(Beginning of Source material)

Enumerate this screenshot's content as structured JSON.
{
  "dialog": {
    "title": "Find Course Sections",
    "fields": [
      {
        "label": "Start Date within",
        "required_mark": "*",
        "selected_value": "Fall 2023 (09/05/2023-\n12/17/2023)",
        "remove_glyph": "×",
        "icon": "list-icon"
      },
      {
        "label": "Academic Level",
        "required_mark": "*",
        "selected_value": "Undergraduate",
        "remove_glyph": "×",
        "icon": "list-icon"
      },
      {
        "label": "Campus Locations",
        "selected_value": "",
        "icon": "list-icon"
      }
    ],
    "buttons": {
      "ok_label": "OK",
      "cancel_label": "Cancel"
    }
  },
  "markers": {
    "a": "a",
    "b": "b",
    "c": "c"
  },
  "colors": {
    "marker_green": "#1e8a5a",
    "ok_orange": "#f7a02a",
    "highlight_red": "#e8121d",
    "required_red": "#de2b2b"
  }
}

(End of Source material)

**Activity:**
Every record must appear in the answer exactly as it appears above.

**Your response:**
Enumerate this screenshot's content as structured JSON.
{
  "dialog": {
    "title": "Find Course Sections",
    "fields": [
      {
        "label": "Start Date within",
        "required_mark": "*",
        "selected_value": "Fall 2023 (09/05/2023-\n12/17/2023)",
        "remove_glyph": "×",
        "icon": "list-icon"
      },
      {
        "label": "Academic Level",
        "required_mark": "*",
        "selected_value": "Undergraduate",
        "remove_glyph": "×",
        "icon": "list-icon"
      },
      {
        "label": "Campus Locations",
        "selected_value": "",
        "icon": "list-icon"
      }
    ],
    "buttons": {
      "ok_label": "OK",
      "cancel_label": "Cancel"
    }
  },
  "markers": {
    "a": "a",
    "b": "b",
    "c": "c"
  },
  "colors": {
    "marker_green": "#1e8a5a",
    "ok_orange": "#f7a02a",
    "highlight_red": "#e8121d",
    "required_red": "#de2b2b"
  }
}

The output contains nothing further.